Sync moves are devastating attacks that have their own cutscene and deal massive damage to the Sync Pair it is aimed at. Right now, each Sync Pair can only have one sync move, but that is likely to change in the future. You can only choose one of your Sync Pairs to use their Sync move, and once it's used, you will have to power it back up again by using standard attacks.

In-game store

There are three types of currency in Pokémon Masters: Free Gems (FG), Purchased Gems (PG), and Coins. Both Free Gems and Coins are given to you throughout the game for completing goals and winning matches. The third type, Purchased Gems, are, naturally, paid for with real money.

You can buy Sync Pairs using Gems that you purchase with actual money or with the Gems you get in-game, though the prive will vary based on type. If you use "purchased Gems", the cost of your Sync Pair is just 100 Gems while for Free Gems, it's 300. This is frustrating as it makes you feel like you need to buy them to somehow "save Gems" but really, you don't need to spend any money if you don't want to.

The other two sections of the shop are where you purchase PG and where you transfer coins. Purchasing Gems is standard for a modern mobile game and the prices seem to be on par with other games like this. If you spend $0.99 you will get 100 PG — enough to buy one of the Daily Sync Pairs — but the more you spend, the more you get. With the biggest payout of $80, you get 9,800 PG which is 1,800 more than you would get if you bought $0.99 packages.

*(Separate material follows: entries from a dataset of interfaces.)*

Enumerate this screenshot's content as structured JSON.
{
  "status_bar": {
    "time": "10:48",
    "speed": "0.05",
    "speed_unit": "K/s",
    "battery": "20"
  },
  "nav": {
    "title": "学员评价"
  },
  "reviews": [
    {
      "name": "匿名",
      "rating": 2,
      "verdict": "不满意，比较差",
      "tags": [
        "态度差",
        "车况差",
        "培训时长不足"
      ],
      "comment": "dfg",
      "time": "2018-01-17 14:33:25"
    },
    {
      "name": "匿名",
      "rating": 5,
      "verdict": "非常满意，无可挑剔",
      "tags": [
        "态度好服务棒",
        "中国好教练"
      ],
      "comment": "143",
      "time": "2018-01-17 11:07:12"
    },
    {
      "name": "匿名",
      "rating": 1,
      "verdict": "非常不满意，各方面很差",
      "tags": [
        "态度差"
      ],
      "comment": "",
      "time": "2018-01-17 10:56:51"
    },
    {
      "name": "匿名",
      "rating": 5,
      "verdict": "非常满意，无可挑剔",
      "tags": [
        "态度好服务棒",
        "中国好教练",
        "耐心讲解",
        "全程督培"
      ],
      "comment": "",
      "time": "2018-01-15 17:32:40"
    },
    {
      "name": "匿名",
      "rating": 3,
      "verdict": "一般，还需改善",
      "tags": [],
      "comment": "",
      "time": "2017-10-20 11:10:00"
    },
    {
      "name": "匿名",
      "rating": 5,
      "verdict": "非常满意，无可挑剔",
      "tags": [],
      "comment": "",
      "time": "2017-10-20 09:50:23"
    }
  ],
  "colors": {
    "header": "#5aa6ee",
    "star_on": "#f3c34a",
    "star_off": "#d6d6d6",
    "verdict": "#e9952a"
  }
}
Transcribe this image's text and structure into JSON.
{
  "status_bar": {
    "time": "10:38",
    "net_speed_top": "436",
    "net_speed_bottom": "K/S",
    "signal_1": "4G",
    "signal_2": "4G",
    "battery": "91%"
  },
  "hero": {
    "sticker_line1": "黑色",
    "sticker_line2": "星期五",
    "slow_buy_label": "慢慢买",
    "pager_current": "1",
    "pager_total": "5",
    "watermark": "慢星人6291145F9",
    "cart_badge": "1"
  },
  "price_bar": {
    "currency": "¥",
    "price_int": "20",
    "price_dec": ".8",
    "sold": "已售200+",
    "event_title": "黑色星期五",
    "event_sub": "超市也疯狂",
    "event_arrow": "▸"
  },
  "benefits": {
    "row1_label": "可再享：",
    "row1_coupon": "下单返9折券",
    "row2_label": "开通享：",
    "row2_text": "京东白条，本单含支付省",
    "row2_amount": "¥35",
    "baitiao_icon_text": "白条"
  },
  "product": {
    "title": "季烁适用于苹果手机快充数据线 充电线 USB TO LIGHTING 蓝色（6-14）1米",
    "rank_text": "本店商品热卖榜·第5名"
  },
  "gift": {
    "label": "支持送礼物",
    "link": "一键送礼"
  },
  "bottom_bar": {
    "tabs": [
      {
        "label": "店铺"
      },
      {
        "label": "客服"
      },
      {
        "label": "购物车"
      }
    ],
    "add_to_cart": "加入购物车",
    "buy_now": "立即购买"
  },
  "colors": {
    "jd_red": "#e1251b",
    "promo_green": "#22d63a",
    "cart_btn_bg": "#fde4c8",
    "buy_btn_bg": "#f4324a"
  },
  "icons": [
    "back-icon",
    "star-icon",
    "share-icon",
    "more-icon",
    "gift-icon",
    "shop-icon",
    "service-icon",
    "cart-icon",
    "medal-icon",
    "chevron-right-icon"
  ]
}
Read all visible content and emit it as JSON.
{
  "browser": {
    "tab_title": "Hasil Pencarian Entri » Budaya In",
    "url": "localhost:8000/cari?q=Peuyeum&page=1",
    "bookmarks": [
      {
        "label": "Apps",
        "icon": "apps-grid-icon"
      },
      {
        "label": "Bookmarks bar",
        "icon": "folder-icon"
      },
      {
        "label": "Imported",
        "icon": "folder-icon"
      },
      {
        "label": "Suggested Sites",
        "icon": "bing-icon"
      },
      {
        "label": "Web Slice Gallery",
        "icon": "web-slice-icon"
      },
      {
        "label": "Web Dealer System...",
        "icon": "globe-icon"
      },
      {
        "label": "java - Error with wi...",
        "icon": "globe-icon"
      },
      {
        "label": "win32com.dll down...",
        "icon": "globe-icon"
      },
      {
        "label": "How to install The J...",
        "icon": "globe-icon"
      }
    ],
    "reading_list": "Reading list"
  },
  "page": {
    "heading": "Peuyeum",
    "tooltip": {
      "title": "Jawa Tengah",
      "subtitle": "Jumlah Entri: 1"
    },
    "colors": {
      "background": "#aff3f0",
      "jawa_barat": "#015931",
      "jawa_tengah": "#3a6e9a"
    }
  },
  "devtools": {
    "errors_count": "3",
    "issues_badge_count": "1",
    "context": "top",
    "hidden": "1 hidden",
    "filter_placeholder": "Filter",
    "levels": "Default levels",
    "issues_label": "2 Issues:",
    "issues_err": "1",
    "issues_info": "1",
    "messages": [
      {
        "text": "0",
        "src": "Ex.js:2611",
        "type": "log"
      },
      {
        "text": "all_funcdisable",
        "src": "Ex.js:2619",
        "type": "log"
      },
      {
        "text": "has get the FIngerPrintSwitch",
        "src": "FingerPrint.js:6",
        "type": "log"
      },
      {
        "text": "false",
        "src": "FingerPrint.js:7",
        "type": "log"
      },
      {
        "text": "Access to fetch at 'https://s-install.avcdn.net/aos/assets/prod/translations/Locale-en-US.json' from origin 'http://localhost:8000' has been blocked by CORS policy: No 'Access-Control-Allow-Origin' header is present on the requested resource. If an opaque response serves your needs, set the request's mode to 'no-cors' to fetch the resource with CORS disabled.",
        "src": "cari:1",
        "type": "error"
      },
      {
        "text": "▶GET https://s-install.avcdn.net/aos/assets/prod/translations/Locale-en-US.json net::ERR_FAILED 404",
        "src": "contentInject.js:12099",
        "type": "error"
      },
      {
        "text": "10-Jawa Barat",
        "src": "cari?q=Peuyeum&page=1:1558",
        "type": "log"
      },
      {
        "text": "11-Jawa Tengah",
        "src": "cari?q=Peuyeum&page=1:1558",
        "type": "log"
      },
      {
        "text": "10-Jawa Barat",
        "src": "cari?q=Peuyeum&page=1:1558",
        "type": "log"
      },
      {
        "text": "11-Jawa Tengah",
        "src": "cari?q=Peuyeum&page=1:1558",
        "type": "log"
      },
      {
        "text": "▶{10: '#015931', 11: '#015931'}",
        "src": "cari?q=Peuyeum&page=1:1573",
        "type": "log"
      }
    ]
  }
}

But please, don't spend $80 at a time on this game. In-app purchases make you want to buy more in-app purchases, so space them out to save your money and sanity. The best way I have found is to use Google Play Gift Cards to add a balance to your phone. Once you have spent that gift card, you are done for that month. It keeps me from overspending.

Leveling up

There are several cool ways you can enhance your Sync Pairs in Pokémon Masters including evolving your Pokémon, leveling up through combat, and by using items to add new moves to your arsenal. Each one will allow your Sync Pairs to stand out from the crowd, and become a powerhouse in combat.

Evolving your Pokémon involves story missions when your Sync Pair is a high enough level. You will also need to exchange coins for the evolution crystal you will need, costing around 3,000 coins right now. Having the evolution be an actual storyline is great and means there will be a huge amount of content. After all, there are currently 60 Sync Pairs available and though I am sure they don't all have evolution stories yet, they will continue to expand on them, making the replayability of the game almost endless.

Leveling up is a little more mundane. You level up after every combat, as well as by using manuals that are given as rewards in-game. Leveling up your Sync Pair increases their stats in combat so it is extremely important to keep up with the levels. The trainer manuals don't give any other benefit so use them as needed, especially if you get a new Sync Pair that you need to level up quickly.

You can also add new, more powerful moves to your Sync Pairs by using training machines — and later tonics — to upgrade them. The passive moves are much harder to level up and take a lot longer to save the resources for, so we will save them for another post. To get you started though, the game gives you plenty of training machines to give each of your Sync Pairs a new move.

Any questions?

Of course, what I think of as beginner information you might not, so help me out and ask as many questions as you like. The more I know about your needs the more information I can give you.

James Bricknell
Since the days of the HTC Hero James has had two or three Android phones stuffed into pockets. James is always on hand to offer advice on phones, apps and most recently, PlayStation, especially VR, It's now something of an obsession. Find him @keridel wherever Media Socials itself.